[About this exercise]
Write all of the entries out again exactly.

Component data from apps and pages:
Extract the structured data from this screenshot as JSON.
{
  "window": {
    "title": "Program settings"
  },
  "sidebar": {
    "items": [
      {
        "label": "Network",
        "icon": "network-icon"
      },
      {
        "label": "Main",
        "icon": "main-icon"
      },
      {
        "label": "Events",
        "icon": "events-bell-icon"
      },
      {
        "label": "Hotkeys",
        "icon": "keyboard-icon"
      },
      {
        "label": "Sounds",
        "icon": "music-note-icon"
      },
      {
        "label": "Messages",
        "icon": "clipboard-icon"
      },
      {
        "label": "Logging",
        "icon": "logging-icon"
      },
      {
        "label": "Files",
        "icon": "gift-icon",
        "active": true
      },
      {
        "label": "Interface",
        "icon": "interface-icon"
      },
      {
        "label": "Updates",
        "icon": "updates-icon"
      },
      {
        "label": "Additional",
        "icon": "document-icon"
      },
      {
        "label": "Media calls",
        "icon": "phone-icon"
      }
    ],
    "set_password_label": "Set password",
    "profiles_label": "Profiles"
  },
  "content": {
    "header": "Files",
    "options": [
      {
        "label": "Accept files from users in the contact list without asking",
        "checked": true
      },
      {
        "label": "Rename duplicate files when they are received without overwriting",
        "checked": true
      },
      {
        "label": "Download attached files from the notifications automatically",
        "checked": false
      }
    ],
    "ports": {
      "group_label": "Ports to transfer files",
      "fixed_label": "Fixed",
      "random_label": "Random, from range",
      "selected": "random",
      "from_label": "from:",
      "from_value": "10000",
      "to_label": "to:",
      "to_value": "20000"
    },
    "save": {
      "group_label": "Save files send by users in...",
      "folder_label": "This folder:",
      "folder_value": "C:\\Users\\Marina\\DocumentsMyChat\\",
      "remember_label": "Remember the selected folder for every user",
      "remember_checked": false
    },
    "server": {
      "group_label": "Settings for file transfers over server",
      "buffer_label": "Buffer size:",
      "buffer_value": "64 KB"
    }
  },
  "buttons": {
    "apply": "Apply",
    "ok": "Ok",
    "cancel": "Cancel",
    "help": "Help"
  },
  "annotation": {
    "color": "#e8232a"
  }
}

[Answer to this problem]
Extract the structured data from this screenshot as JSON.
{
  "window": {
    "title": "Program settings"
  },
  "sidebar": {
    "items": [
      {
        "label": "Network",
        "icon": "network-icon"
      },
      {
        "label": "Main",
        "icon": "main-icon"
      },
      {
        "label": "Events",
        "icon": "events-bell-icon"
      },
      {
        "label": "Hotkeys",
        "icon": "keyboard-icon"
      },
      {
        "label": "Sounds",
        "icon": "music-note-icon"
      },
      {
        "label": "Messages",
        "icon": "clipboard-icon"
      },
      {
        "label": "Logging",
        "icon": "logging-icon"
      },
      {
        "label": "Files",
        "icon": "gift-icon",
        "active": true
      },
      {
        "label": "Interface",
        "icon": "interface-icon"
      },
      {
        "label": "Updates",
        "icon": "updates-icon"
      },
      {
        "label": "Additional",
        "icon": "document-icon"
      },
      {
        "label": "Media calls",
        "icon": "phone-icon"
      }
    ],
    "set_password_label": "Set password",
    "profiles_label": "Profiles"
  },
  "content": {
    "header": "Files",
    "options": [
      {
        "label": "Accept files from users in the contact list without asking",
        "checked": true
      },
      {
        "label": "Rename duplicate files when they are received without overwriting",
        "checked": true
      },
      {
        "label": "Download attached files from the notifications automatically",
        "checked": false
      }
    ],
    "ports": {
      "group_label": "Ports to transfer files",
      "fixed_label": "Fixed",
      "random_label": "Random, from range",
      "selected": "random",
      "from_label": "from:",
      "from_value": "10000",
      "to_label": "to:",
      "to_value": "20000"
    },
    "save": {
      "group_label": "Save files send by users in...",
      "folder_label": "This folder:",
      "folder_value": "C:\\Users\\Marina\\DocumentsMyChat\\",
      "remember_label": "Remember the selected folder for every user",
      "remember_checked": false
    },
    "server": {
      "group_label": "Settings for file transfers over server",
      "buffer_label": "Buffer size:",
      "buffer_value": "64 KB"
    }
  },
  "buttons": {
    "apply": "Apply",
    "ok": "Ok",
    "cancel": "Cancel",
    "help": "Help"
  },
  "annotation": {
    "color": "#e8232a"
  }
}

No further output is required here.